## Activity
The expected result is an exact restatement of the data, free of pictures.

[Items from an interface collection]
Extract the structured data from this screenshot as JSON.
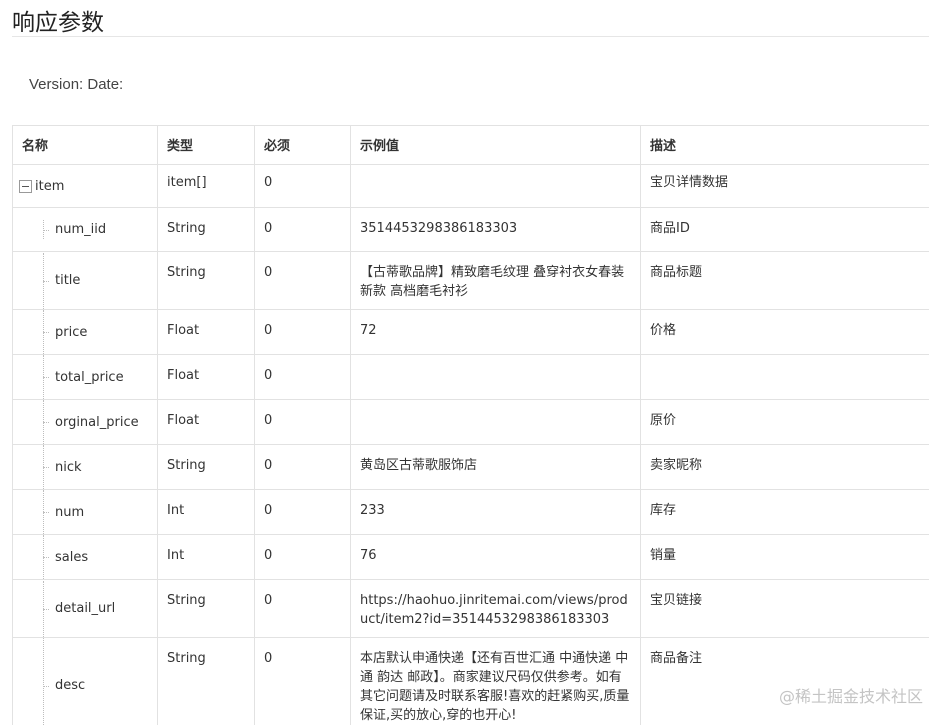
{
  "page": {
    "title": "响应参数",
    "version_line": "Version: Date:",
    "watermark": "@稀土掘金技术社区"
  },
  "table": {
    "headers": [
      "名称",
      "类型",
      "必须",
      "示例值",
      "描述"
    ],
    "root": {
      "name": "item",
      "type": "item[]",
      "required": "0",
      "example": "",
      "desc": "宝贝详情数据"
    },
    "rows": [
      {
        "name": "num_iid",
        "type": "String",
        "required": "0",
        "example": "3514453298386183303",
        "desc": "商品ID"
      },
      {
        "name": "title",
        "type": "String",
        "required": "0",
        "example": "【古蒂歌品牌】精致磨毛纹理 叠穿衬衣女春装新款 高档磨毛衬衫",
        "desc": "商品标题"
      },
      {
        "name": "price",
        "type": "Float",
        "required": "0",
        "example": "72",
        "desc": "价格"
      },
      {
        "name": "total_price",
        "type": "Float",
        "required": "0",
        "example": "",
        "desc": ""
      },
      {
        "name": "orginal_price",
        "type": "Float",
        "required": "0",
        "example": "",
        "desc": "原价"
      },
      {
        "name": "nick",
        "type": "String",
        "required": "0",
        "example": "黄岛区古蒂歌服饰店",
        "desc": "卖家昵称"
      },
      {
        "name": "num",
        "type": "Int",
        "required": "0",
        "example": "233",
        "desc": "库存"
      },
      {
        "name": "sales",
        "type": "Int",
        "required": "0",
        "example": "76",
        "desc": "销量"
      },
      {
        "name": "detail_url",
        "type": "String",
        "required": "0",
        "example": "https://haohuo.jinritemai.com/views/product/item2?id=3514453298386183303",
        "desc": "宝贝链接"
      },
      {
        "name": "desc",
        "type": "String",
        "required": "0",
        "example": "本店默认申通快递【还有百世汇通 中通快递 中通 韵达 邮政】。商家建议尺码仅供参考。如有其它问题请及时联系客服!喜欢的赶紧购买,质量保证,买的放心,穿的也开心!",
        "desc": "商品备注"
      }
    ]
  }
}
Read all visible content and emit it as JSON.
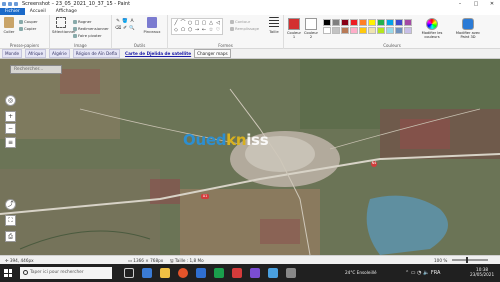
{
  "app": {
    "window_title": "Screenshot – 23_05_2021_10_37_15 - Paint",
    "window_buttons": {
      "minimize": "–",
      "maximize": "□",
      "close": "✕"
    }
  },
  "menu": {
    "tabs": [
      "Fichier",
      "Accueil",
      "Affichage"
    ]
  },
  "ribbon": {
    "clipboard": {
      "group": "Presse-papiers",
      "paste": "Coller",
      "cut": "Couper",
      "copy": "Copier"
    },
    "image": {
      "group": "Image",
      "select": "Sélectionner",
      "crop": "Rogner",
      "resize": "Redimensionner",
      "rotate": "Faire pivoter"
    },
    "tools": {
      "group": "Outils",
      "items": [
        "✎",
        "🪣",
        "A",
        "⌫",
        "✐",
        "🔍"
      ],
      "brushes": "Pinceaux"
    },
    "shapes": {
      "group": "Formes",
      "items": [
        "╱",
        "⌒",
        "○",
        "□",
        "▢",
        "△",
        "◁",
        "◇",
        "⬠",
        "⬡",
        "→",
        "←",
        "☆",
        "♡"
      ],
      "outline": "Contour",
      "fill": "Remplissage",
      "size": "Taille"
    },
    "colors": {
      "group": "Couleurs",
      "color1": "Couleur 1",
      "color2": "Couleur 2",
      "edit_colors": "Modifier les couleurs",
      "edit_paint3d": "Modifier avec Paint 3D",
      "color1_value": "#d32f2f",
      "color2_value": "#ffffff",
      "palette": [
        "#000000",
        "#7f7f7f",
        "#880015",
        "#ed1c24",
        "#ff7f27",
        "#fff200",
        "#22b14c",
        "#00a2e8",
        "#3f48cc",
        "#a349a4",
        "#ffffff",
        "#c3c3c3",
        "#b97a57",
        "#ffaec9",
        "#ffc90e",
        "#efe4b0",
        "#b5e61d",
        "#99d9ea",
        "#7092be",
        "#c8bfe7"
      ]
    }
  },
  "map": {
    "breadcrumbs": [
      "Monde",
      "Afrique",
      "Algérie",
      "Région de Aïn Defla"
    ],
    "title": "Carte de Djelida de satellite",
    "change_map": "Changer maps",
    "search_placeholder": "Rechercher...",
    "watermark": {
      "part1": "Oued",
      "part2": "kn",
      "part3": "iss"
    },
    "route_badges": [
      "A1",
      "N4"
    ],
    "controls": [
      "+",
      "−",
      "≡"
    ]
  },
  "status": {
    "coords": "394, 446px",
    "dimensions": "1366 × 768px",
    "size": "Taille : 1,8 Mo",
    "zoom": "100 %"
  },
  "taskbar": {
    "search_placeholder": "Taper ici pour rechercher",
    "weather": "24°C Ensoleillé",
    "time": "10:38",
    "date": "23/05/2021"
  }
}
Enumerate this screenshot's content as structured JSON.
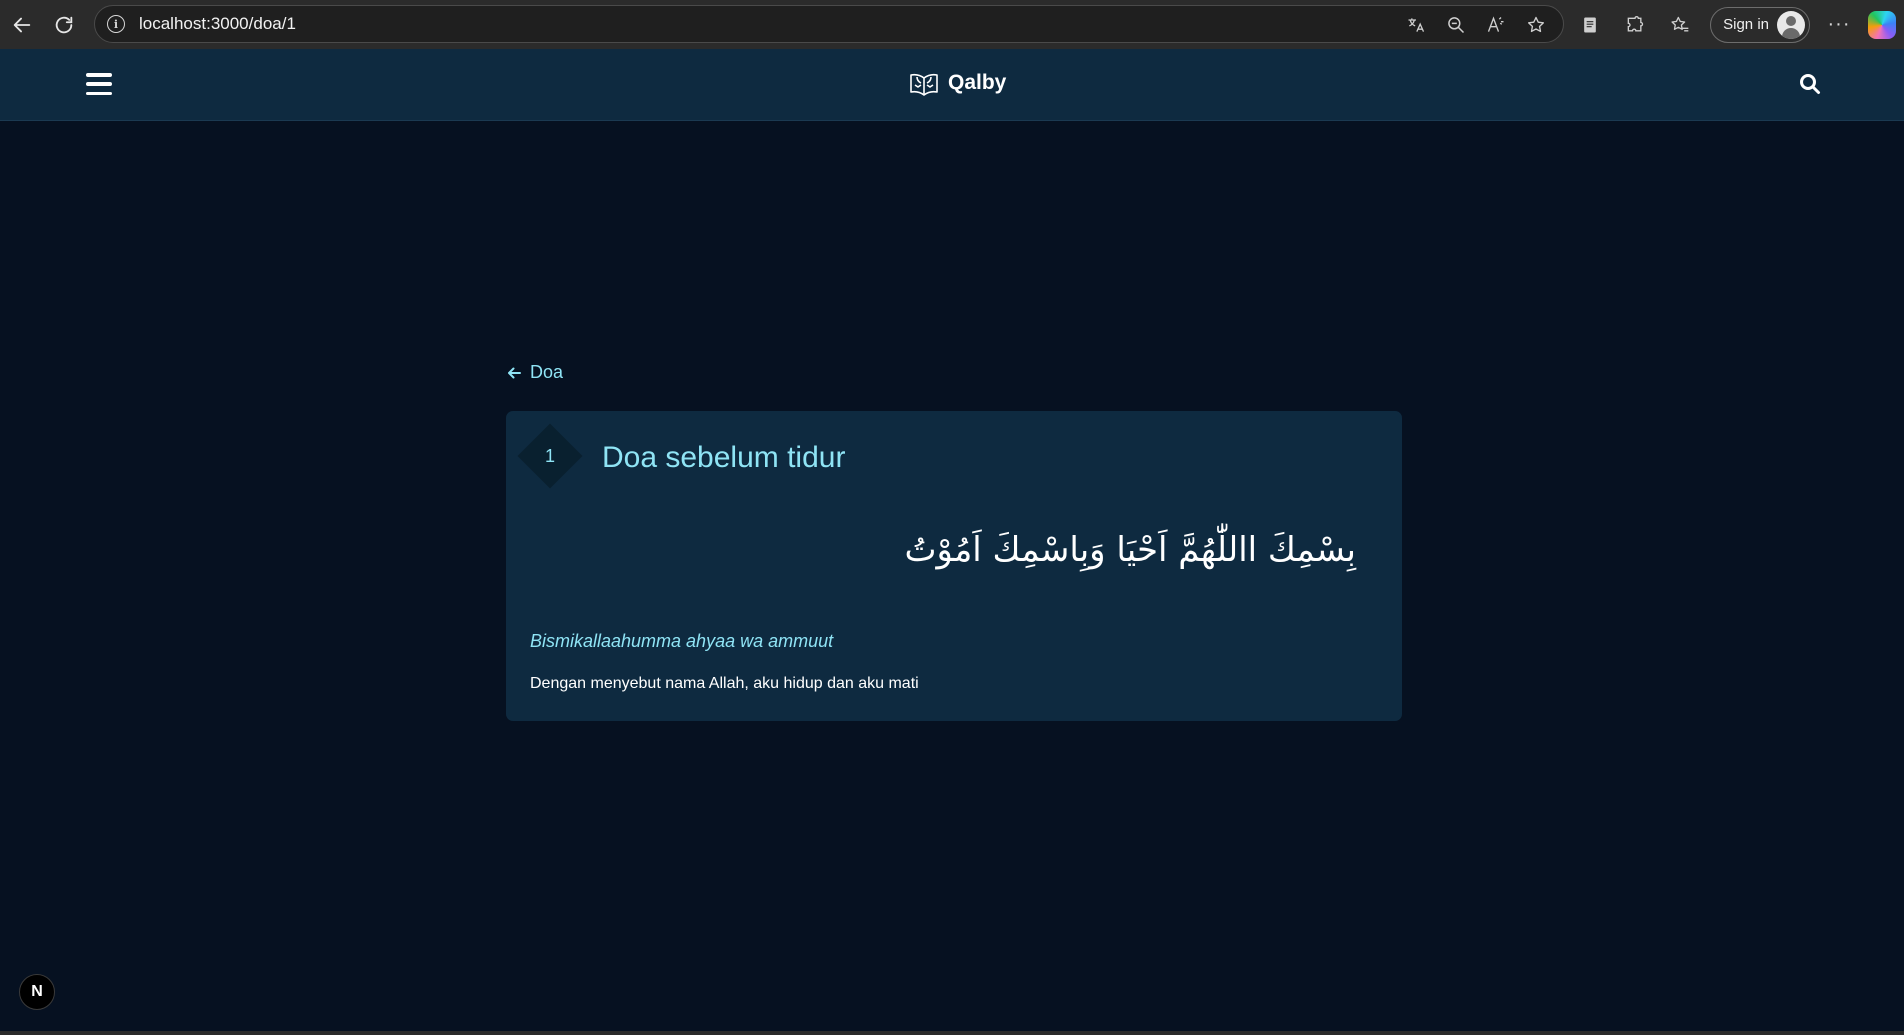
{
  "browser": {
    "url": "localhost:3000/doa/1",
    "signin_label": "Sign in",
    "more_label": "···"
  },
  "header": {
    "brand_name": "Qalby"
  },
  "content": {
    "back_label": "Doa",
    "doa": {
      "number": "1",
      "title": "Doa sebelum tidur",
      "arabic": "بِسْمِكَ االلّٰهُمَّ اَحْيَا وَبِاسْمِكَ اَمُوْتُ",
      "latin": "Bismikallaahumma ahyaa wa ammuut",
      "translation": "Dengan menyebut nama Allah, aku hidup dan aku mati"
    }
  },
  "dev_badge": {
    "label": "N"
  },
  "colors": {
    "page_bg": "#061121",
    "header_bg": "#0e2a40",
    "card_bg": "#0e2a40",
    "accent": "#8fe4f5"
  }
}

## Expected answer
Extract the structured data from this screenshot as JSON.
{
  "page": {
    "title": "响应参数",
    "version_line": "Version: Date:",
    "watermark": "@稀土掘金技术社区"
  },
  "table": {
    "headers": [
      "名称",
      "类型",
      "必须",
      "示例值",
      "描述"
    ],
    "root": {
      "name": "item",
      "type": "item[]",
      "required": "0",
      "example": "",
      "desc": "宝贝详情数据"
    },
    "rows": [
      {
        "name": "num_iid",
        "type": "String",
        "required": "0",
        "example": "3514453298386183303",
        "desc": "商品ID"
      },
      {
        "name": "title",
        "type": "String",
        "required": "0",
        "example": "【古蒂歌品牌】精致磨毛纹理 叠穿衬衣女春装新款 高档磨毛衬衫",
        "desc": "商品标题"
      },
      {
        "name": "price",
        "type": "Float",
        "required": "0",
        "example": "72",
        "desc": "价格"
      },
      {
        "name": "total_price",
        "type": "Float",
        "required": "0",
        "example": "",
        "desc": ""
      },
      {
        "name": "orginal_price",
        "type": "Float",
        "required": "0",
        "example": "",
        "desc": "原价"
      },
      {
        "name": "nick",
        "type": "String",
        "required": "0",
        "example": "黄岛区古蒂歌服饰店",
        "desc": "卖家昵称"
      },
      {
        "name": "num",
        "type": "Int",
        "required": "0",
        "example": "233",
        "desc": "库存"
      },
      {
        "name": "sales",
        "type": "Int",
        "required": "0",
        "example": "76",
        "desc": "销量"
      },
      {
        "name": "detail_url",
        "type": "String",
        "required": "0",
        "example": "https://haohuo.jinritemai.com/views/product/item2?id=3514453298386183303",
        "desc": "宝贝链接"
      },
      {
        "name": "desc",
        "type": "String",
        "required": "0",
        "example": "本店默认申通快递【还有百世汇通 中通快递 中通 韵达 邮政】。商家建议尺码仅供参考。如有其它问题请及时联系客服!喜欢的赶紧购买,质量保证,买的放心,穿的也开心!",
        "desc": "商品备注"
      }
    ]
  }
}
Read all visible content and emit it as JSON.
{
  "app": {
    "window_title": "Screenshot – 23_05_2021_10_37_15 - Paint",
    "window_buttons": {
      "minimize": "–",
      "maximize": "□",
      "close": "✕"
    }
  },
  "menu": {
    "tabs": [
      "Fichier",
      "Accueil",
      "Affichage"
    ]
  },
  "ribbon": {
    "clipboard": {
      "group": "Presse-papiers",
      "paste": "Coller",
      "cut": "Couper",
      "copy": "Copier"
    },
    "image": {
      "group": "Image",
      "select": "Sélectionner",
      "crop": "Rogner",
      "resize": "Redimensionner",
      "rotate": "Faire pivoter"
    },
    "tools": {
      "group": "Outils",
      "items": [
        "✎",
        "🪣",
        "A",
        "⌫",
        "✐",
        "🔍"
      ],
      "brushes": "Pinceaux"
    },
    "shapes": {
      "group": "Formes",
      "items": [
        "╱",
        "⌒",
        "○",
        "□",
        "▢",
        "△",
        "◁",
        "◇",
        "⬠",
        "⬡",
        "→",
        "←",
        "☆",
        "♡"
      ],
      "outline": "Contour",
      "fill": "Remplissage",
      "size": "Taille"
    },
    "colors": {
      "group": "Couleurs",
      "color1": "Couleur 1",
      "color2": "Couleur 2",
      "edit_colors": "Modifier les couleurs",
      "edit_paint3d": "Modifier avec Paint 3D",
      "color1_value": "#d32f2f",
      "color2_value": "#ffffff",
      "palette": [
        "#000000",
        "#7f7f7f",
        "#880015",
        "#ed1c24",
        "#ff7f27",
        "#fff200",
        "#22b14c",
        "#00a2e8",
        "#3f48cc",
        "#a349a4",
        "#ffffff",
        "#c3c3c3",
        "#b97a57",
        "#ffaec9",
        "#ffc90e",
        "#efe4b0",
        "#b5e61d",
        "#99d9ea",
        "#7092be",
        "#c8bfe7"
      ]
    }
  },
  "map": {
    "breadcrumbs": [
      "Monde",
      "Afrique",
      "Algérie",
      "Région de Aïn Defla"
    ],
    "title": "Carte de Djelida de satellite",
    "change_map": "Changer maps",
    "search_placeholder": "Rechercher...",
    "watermark": {
      "part1": "Oued",
      "part2": "kn",
      "part3": "iss"
    },
    "route_badges": [
      "A1",
      "N4"
    ],
    "controls": [
      "+",
      "−",
      "≡"
    ]
  },
  "status": {
    "coords": "394, 446px",
    "dimensions": "1366 × 768px",
    "size": "Taille : 1,8 Mo",
    "zoom": "100 %"
  },
  "taskbar": {
    "search_placeholder": "Taper ici pour rechercher",
    "weather": "24°C Ensoleillé",
    "time": "10:38",
    "date": "23/05/2021"
  }
}
Enumerate this screenshot's content as structured JSON.
{
  "browser": {
    "url": "localhost:3000/doa/1",
    "signin_label": "Sign in",
    "more_label": "···"
  },
  "header": {
    "brand_name": "Qalby"
  },
  "content": {
    "back_label": "Doa",
    "doa": {
      "number": "1",
      "title": "Doa sebelum tidur",
      "arabic": "بِسْمِكَ االلّٰهُمَّ اَحْيَا وَبِاسْمِكَ اَمُوْتُ",
      "latin": "Bismikallaahumma ahyaa wa ammuut",
      "translation": "Dengan menyebut nama Allah, aku hidup dan aku mati"
    }
  },
  "dev_badge": {
    "label": "N"
  },
  "colors": {
    "page_bg": "#061121",
    "header_bg": "#0e2a40",
    "card_bg": "#0e2a40",
    "accent": "#8fe4f5"
  }
}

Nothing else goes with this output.